Where will Google Effects go next? So far, the effects at our disposal remain a bit limited. Clown hair, sunglasses, Dr. Seuss hat, and such. According to Google, the three most popular effects are a crown, a halo, and a pair of devil horns—which suggests that chatters are attempting to project value-laden notions of themselves. (I’m the king, I’m an angel, I’m mischievous.) A couple of other effects suggest further strides toward emotional signaling: A scatter of hearts that hovers above your head manages to project dopey affection, while a pair of upturned eyebrows accompanied by a giant, floating question mark lend the user a puzzled countenance. I’m intrigued by the idea of conveying more complex feelings with these effects, as adjuncts to my own facial expressions or even, in a pinch, as replacements.
Of course, as always, the Japanese are way ahead of us when it comes to the machine-aided lifestyle. When I was at Comic-Con last month, I attended the launch party for Necomimi cat ears. These are robot ears on a headband, which—interpreting electrical signals sent from an earlobe clip and a forehead sensor—purport to communicate our internal moods via furry ear disposition. You’re excited? The ears perk up. You calm down? The ears sink and settle. As the website enthuses: “People think that our bodies have limitations, but just imagine if we had organs that don’t exist, and could control that new body?”
I got a freebie pair of these ears and, while I sort of enjoyed having new, twitchy appendages jutting out from my head, I wasn’t convinced the ear actions were closely corresponding to my nuanced emotional states. (Can ears signal regret? Schadenfreude? An intense need to pee?) Certainly my experience was nowhere near as awesome, or occasionally wistful, as that of the Japanese girl in this amazing promotional video:

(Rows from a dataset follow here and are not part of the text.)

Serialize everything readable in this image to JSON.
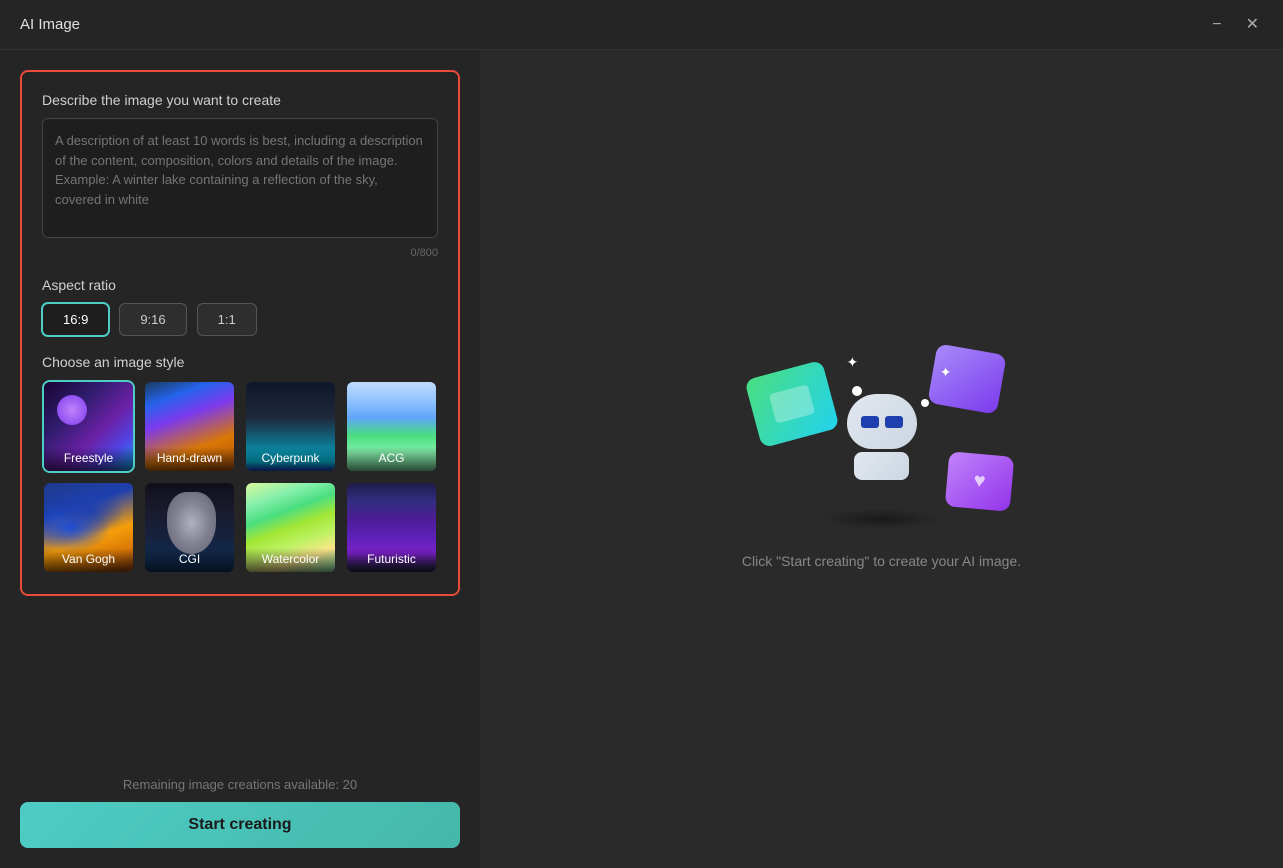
{
  "titleBar": {
    "title": "AI Image",
    "minimizeLabel": "−",
    "closeLabel": "✕"
  },
  "leftPanel": {
    "sectionDescribeLabel": "Describe the image you want to create",
    "textarea": {
      "placeholder": "A description of at least 10 words is best, including a description of the content, composition, colors and details of the image. Example: A winter lake containing a reflection of the sky, covered in white",
      "value": "",
      "charCount": "0/800"
    },
    "aspectRatioLabel": "Aspect ratio",
    "aspectRatioOptions": [
      {
        "label": "16:9",
        "active": true
      },
      {
        "label": "9:16",
        "active": false
      },
      {
        "label": "1:1",
        "active": false
      }
    ],
    "imageStyleLabel": "Choose an image style",
    "styleOptions": [
      {
        "label": "Freestyle",
        "active": true,
        "key": "freestyle"
      },
      {
        "label": "Hand-drawn",
        "active": false,
        "key": "handdrawn"
      },
      {
        "label": "Cyberpunk",
        "active": false,
        "key": "cyberpunk"
      },
      {
        "label": "ACG",
        "active": false,
        "key": "acg"
      },
      {
        "label": "Van Gogh",
        "active": false,
        "key": "vangogh"
      },
      {
        "label": "CGI",
        "active": false,
        "key": "cgi"
      },
      {
        "label": "Watercolor",
        "active": false,
        "key": "watercolor"
      },
      {
        "label": "Futuristic",
        "active": false,
        "key": "futuristic"
      }
    ],
    "remainingText": "Remaining image creations available: 20",
    "startButtonLabel": "Start creating"
  },
  "rightPanel": {
    "hintText": "Click \"Start creating\" to create your AI image."
  }
}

Perhaps in the end Google Effects won’t just get more sophisticated but will move beyond video chats and bubble out into the real world. Then we’ll all start donning devil horns and floating question marks at cocktail parties. Could be socially helpful. Now, if you’ll excuse me, I need to go infiltrate that clique in the corner with the giant marijuana leaves bouncing from their headbands.
Seth Stevenson is a frequent contributor to Slate. He is the author of Grounded: A Down to Earth Journey Around the World.